Although the 992-series 911 will initially be offered with an updated version of the old model’s twin-turbocharged 3.0-litre flat six petrol engine, delivering 444bhp in both rear-wheel drive Carrera S and four-wheel drive Carrera 4S models, Achleitner has confirmed that development is progressing on a hybridised version that will provide the iconic sports car with the capability to run exclusively on electric power for limited distances.
“We’ve taken the experience we gained with hybrid versions of the Cayenne and Panamera, as well as the 918 Spyder, and applied it to the new 911," Achleitner said. "In the future, this will allow us to offer it with pure-electric capability.”
Despite its famously tight mechanical packaging, Porsche has successfully modified the rear-mounted drivetrain of the 911 to allow the housing of a disc-shaped electric motor within the rear section of its eight-speed dual-clutch automatic gearbox.
Key among the changes enabling this is a brand-new gearset similar to that already used by the second-generation Panamera and Cayenne. Achleitner, who is set to retire at the end of 2018, says the new gearset is almost 100mm shorter than the old one, providing space in the rear of the gearbox to house the motor.
As well as adopting a new gearset, the ZF-produced eight-speed PDK unit also has a higher torque rating than its predecessor at “over 800Nm [500lb ft]”, in a move that Achleitner says is necessary to allow the 911 hybrid to handle the strong torque loading of the motor.
The 911’s four-wheel drive system has also been reworked to allow up to 50% of drive to be apportioned to the front wheels. A further change centres around the brake booster. Similar to that used by the discontinued 918 Spyder, it forgoes the electromechanical operation of the previous 911's unit for a fully electric set-up. This allows a much more significant recuperation of energy, both under braking and on the overrun.

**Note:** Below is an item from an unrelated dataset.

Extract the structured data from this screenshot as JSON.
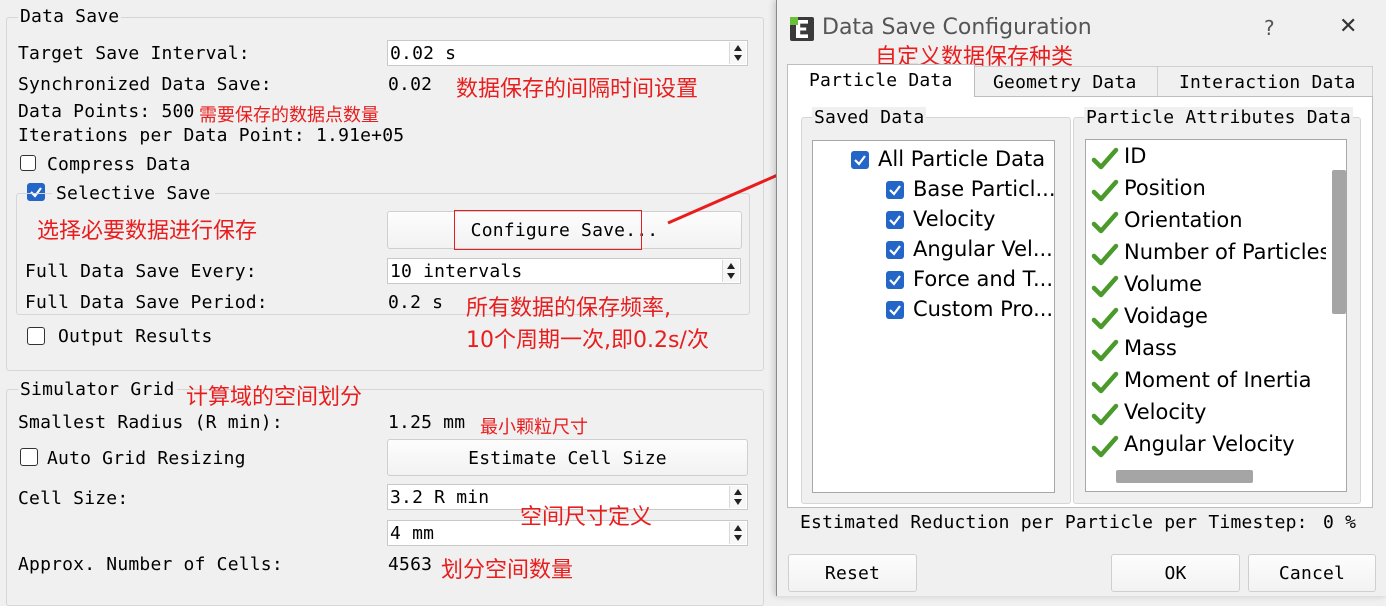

Achleitner wouldn’t be drawn on the specification of the petrol-electric hybrid 911, but he points to the Panamera S E-Hybrid as a performance reference. The more powerful of two hybrid Panamera models, this has an electric motor developing 134bhp and 218lb ft. This is combined with the 542bhp and 568lb ft of its twin-turbocharged 4.0-litre V8 petrol engine to provide an overall system output of 671bhp and 626lb ft.